Crimea: One year on from annexation, critics attacked and silenced - New report
The authorities in Crimea have failed to investigate a series of abductions and torture of their critics, and resorted to an unrelenting campaign of intimidation to silence dissent, said Amnesty International in a report published today (18 March) on the first anniversary of the territory’s annexation by Russia.
Violations of the rights to freedom of expression, assembly and association in Crimea highlights how the authorities in Crimea are carrying out a catalogue of human rights abuses against pro-Ukrainian media, campaigning organisations, Crimean Tatars and individuals critical of the authorities.
John Dalhuisen, Amnesty International’s Director for Europe and Central Asia, said:
“Since Russia annexed Crimea, the de facto authorities are using a vast array of bully boy tactics to crack down on dissent. A spate of abductions between March and September have prompted many vocal critics to leave the region. Those remaining face a range of harassment from authorities determined to silence their opponents.”
Abductions and torture – no effective investigations
Since annexation, at least seven people have been abducted, and their fate remains unknown. At least one other abducted person has been found dead, with signs of torture.
Amnesty has documented the disappearances of three Crimean Tatars. Islyam Dzhepparov, 19, and Dzhevdet Islyamov, 23, were pushed into a van by four men in black uniform on 29 September and have not been seen since. Reshat Ametov, 39, was abducted while attending a demonstration last March. His body was later found with clear signs of torture. To date, no-one has been held accountable for his killing.
Meanwhile, also last March, Andriy Schekun, the leader of Ukrainian House, an organisation promoting Ukrainian language and culture, was abducted by pro-Russian paramilitaries and held for 11 days in a secret location where he was subjected to electric shocks. Following this ordeal, he was handed over to the Ukrainian military. Again, no-one has been held accountable for his torture. Three other members of the organisation went missing in May last year and have not been seen since.
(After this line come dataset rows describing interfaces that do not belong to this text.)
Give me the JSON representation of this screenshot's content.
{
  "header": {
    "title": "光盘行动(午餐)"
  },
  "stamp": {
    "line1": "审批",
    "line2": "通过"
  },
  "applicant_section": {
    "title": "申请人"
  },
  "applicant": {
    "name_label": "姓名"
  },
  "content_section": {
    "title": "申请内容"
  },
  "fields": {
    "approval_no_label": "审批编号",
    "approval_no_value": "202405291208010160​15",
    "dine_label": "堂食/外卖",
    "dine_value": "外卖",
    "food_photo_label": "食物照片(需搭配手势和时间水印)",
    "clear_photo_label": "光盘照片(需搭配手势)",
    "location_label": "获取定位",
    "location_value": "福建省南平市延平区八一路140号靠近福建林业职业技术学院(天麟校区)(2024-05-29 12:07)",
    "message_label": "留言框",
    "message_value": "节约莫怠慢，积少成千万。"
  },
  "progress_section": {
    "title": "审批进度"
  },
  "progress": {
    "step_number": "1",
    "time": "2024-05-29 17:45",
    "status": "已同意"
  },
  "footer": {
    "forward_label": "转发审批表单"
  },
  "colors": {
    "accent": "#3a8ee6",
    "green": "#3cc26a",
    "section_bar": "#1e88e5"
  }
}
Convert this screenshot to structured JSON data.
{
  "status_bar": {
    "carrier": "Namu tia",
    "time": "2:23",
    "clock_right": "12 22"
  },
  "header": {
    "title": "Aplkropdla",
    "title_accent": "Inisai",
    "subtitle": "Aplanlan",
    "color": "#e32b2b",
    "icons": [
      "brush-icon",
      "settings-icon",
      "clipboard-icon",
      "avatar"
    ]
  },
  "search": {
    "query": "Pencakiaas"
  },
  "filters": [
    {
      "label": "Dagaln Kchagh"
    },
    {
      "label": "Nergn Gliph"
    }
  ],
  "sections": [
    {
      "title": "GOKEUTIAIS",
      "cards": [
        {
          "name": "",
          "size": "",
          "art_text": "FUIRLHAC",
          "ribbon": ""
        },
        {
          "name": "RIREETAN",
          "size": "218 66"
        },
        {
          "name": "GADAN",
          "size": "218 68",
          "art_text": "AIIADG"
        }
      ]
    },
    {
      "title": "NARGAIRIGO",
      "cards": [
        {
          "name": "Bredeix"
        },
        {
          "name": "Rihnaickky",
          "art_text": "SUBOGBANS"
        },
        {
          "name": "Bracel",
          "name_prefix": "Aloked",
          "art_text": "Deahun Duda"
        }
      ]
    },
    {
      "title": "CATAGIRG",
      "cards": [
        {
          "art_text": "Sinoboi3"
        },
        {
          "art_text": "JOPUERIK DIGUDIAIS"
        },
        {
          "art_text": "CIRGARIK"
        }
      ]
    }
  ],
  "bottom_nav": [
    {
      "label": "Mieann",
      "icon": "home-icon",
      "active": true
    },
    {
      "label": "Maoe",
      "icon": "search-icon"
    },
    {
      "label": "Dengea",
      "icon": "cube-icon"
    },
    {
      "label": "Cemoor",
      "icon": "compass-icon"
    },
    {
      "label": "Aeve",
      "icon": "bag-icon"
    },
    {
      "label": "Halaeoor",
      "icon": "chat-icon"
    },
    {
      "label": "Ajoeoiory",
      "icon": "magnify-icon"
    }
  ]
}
John Dalhuisen said:
“The Crimean authorities tell us that they are investigating all cases of abduction and torture, but we have yet to see any concrete evidence of this.”
The authorities are also creating a climate of fear in Crimea, using intimidation and restrictive laws to silence the media and NGOs. On 26 January, some 30 armed, masked men from a special police unit, accompanied by ten security officials, raided the offices of the Crimean Tatar TV Channel, ATR, disrupted broadcasting and took away documents dating back to February last year.
Even before the raid, the channel was exercising self-censorship, dropping the use of the words “annexation’’ and “occupation” after several editorial staff received warnings from the authorities branding their broadcasts “extremist” and threatening them with criminal prosecution.
Following annexation, the de facto authorities required all media outlets to re-register. QHA, a well-known Crimean Tatar news agency, has been unable to register with no specific explanation as to why its application was unacceptable.
Several journalists and bloggers have fled Crimea, fearing persecution. These include the vocally pro-Ukrainian blogger, Elizaveta Bogutskaya, who was summoned for questioning after officials from the “Center for Combating Extremism” searched her house and took away data for inspection.
No right to protest or celebrate Crimean Tatar culture
Public protests have effectively been banned in Crimea. Permission for cultural gatherings and demonstrations by Crimean Tatars is more often than not denied and those that are allowed have to take place in remote locations. This is particularly the case for traditional commemorative events.
A number of prominent independent organisations, particularly those working on human rights issues, have ceased to exist. The Mejlis, which represents the Crimean Tatar community, has been denied recognition and its prominent members subjected to a campaign of harassment and persecution.
John Dalhuisen said:
“One year on from Crimea’s annexation, the attitude of its de facto authorities and their Russian masters can be summed up simply – like it or leave or shut up.
“There is little appetite in the international community to push Russia on restoring Ukraine’s territorial integrity, but it should, at the very least, be putting much more pressure on Russia to respect the rights of all of Crimea’s residents.”